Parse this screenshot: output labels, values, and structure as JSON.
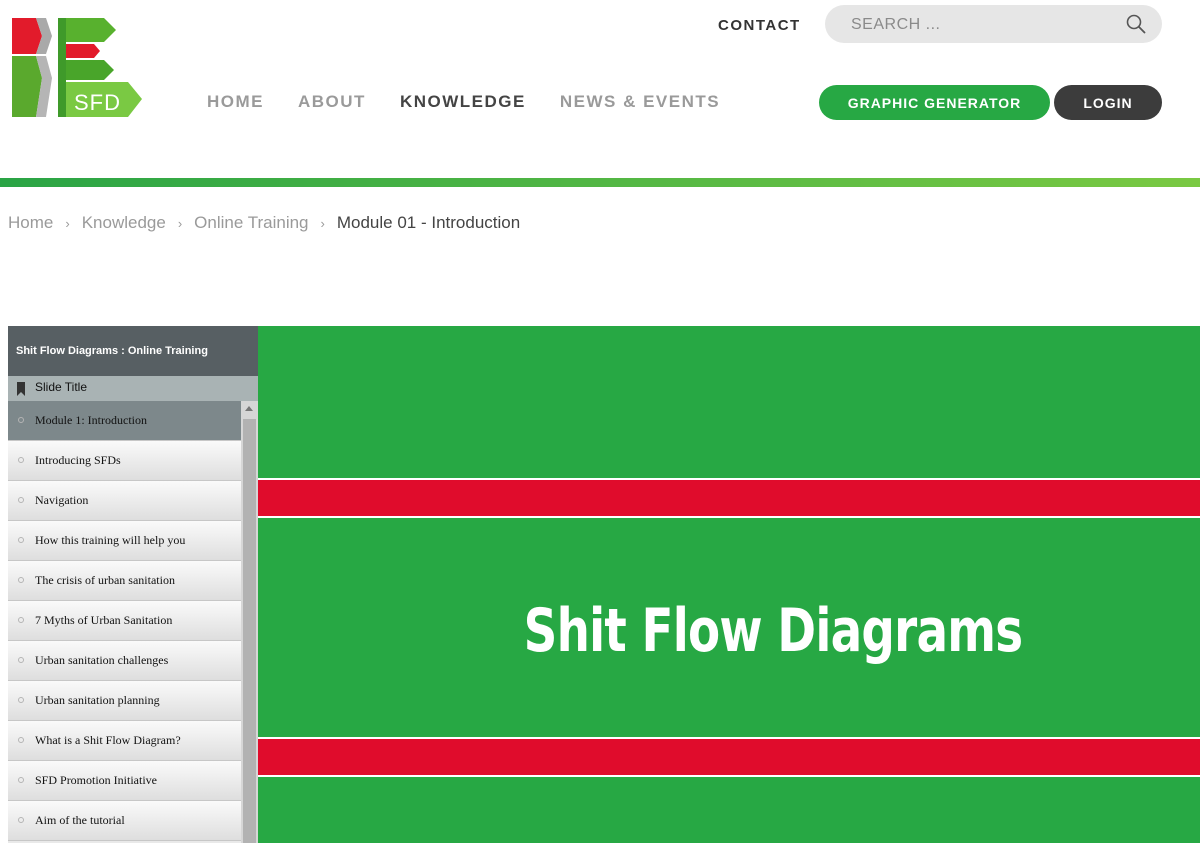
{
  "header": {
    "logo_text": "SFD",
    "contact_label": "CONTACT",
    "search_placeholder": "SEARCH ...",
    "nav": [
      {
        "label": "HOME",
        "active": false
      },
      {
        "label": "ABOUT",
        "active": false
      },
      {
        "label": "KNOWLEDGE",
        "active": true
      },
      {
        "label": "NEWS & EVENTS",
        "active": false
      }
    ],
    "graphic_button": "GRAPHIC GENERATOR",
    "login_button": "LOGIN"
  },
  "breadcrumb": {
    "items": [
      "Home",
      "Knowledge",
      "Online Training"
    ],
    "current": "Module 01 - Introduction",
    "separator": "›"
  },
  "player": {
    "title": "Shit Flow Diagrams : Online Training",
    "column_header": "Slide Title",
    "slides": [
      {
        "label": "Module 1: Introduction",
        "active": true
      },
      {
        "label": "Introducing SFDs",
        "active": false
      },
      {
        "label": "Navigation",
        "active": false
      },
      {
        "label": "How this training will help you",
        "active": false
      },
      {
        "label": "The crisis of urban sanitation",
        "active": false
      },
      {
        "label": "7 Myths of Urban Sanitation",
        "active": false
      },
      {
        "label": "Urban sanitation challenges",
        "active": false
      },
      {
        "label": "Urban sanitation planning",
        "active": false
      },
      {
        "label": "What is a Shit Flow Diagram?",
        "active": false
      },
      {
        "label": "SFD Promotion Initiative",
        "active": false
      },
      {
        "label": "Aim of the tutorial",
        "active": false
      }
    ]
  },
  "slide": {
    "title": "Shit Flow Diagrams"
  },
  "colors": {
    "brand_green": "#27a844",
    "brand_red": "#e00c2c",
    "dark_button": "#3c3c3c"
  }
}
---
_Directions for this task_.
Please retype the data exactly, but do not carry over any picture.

_Exercise answer_.
Parse this screenshot: output labels, values, and structure as JSON.
{
  "header": {
    "logo_text": "SFD",
    "contact_label": "CONTACT",
    "search_placeholder": "SEARCH ...",
    "nav": [
      {
        "label": "HOME",
        "active": false
      },
      {
        "label": "ABOUT",
        "active": false
      },
      {
        "label": "KNOWLEDGE",
        "active": true
      },
      {
        "label": "NEWS & EVENTS",
        "active": false
      }
    ],
    "graphic_button": "GRAPHIC GENERATOR",
    "login_button": "LOGIN"
  },
  "breadcrumb": {
    "items": [
      "Home",
      "Knowledge",
      "Online Training"
    ],
    "current": "Module 01 - Introduction",
    "separator": "›"
  },
  "player": {
    "title": "Shit Flow Diagrams : Online Training",
    "column_header": "Slide Title",
    "slides": [
      {
        "label": "Module 1: Introduction",
        "active": true
      },
      {
        "label": "Introducing SFDs",
        "active": false
      },
      {
        "label": "Navigation",
        "active": false
      },
      {
        "label": "How this training will help you",
        "active": false
      },
      {
        "label": "The crisis of urban sanitation",
        "active": false
      },
      {
        "label": "7 Myths of Urban Sanitation",
        "active": false
      },
      {
        "label": "Urban sanitation challenges",
        "active": false
      },
      {
        "label": "Urban sanitation planning",
        "active": false
      },
      {
        "label": "What is a Shit Flow Diagram?",
        "active": false
      },
      {
        "label": "SFD Promotion Initiative",
        "active": false
      },
      {
        "label": "Aim of the tutorial",
        "active": false
      }
    ]
  },
  "slide": {
    "title": "Shit Flow Diagrams"
  },
  "colors": {
    "brand_green": "#27a844",
    "brand_red": "#e00c2c",
    "dark_button": "#3c3c3c"
  }
}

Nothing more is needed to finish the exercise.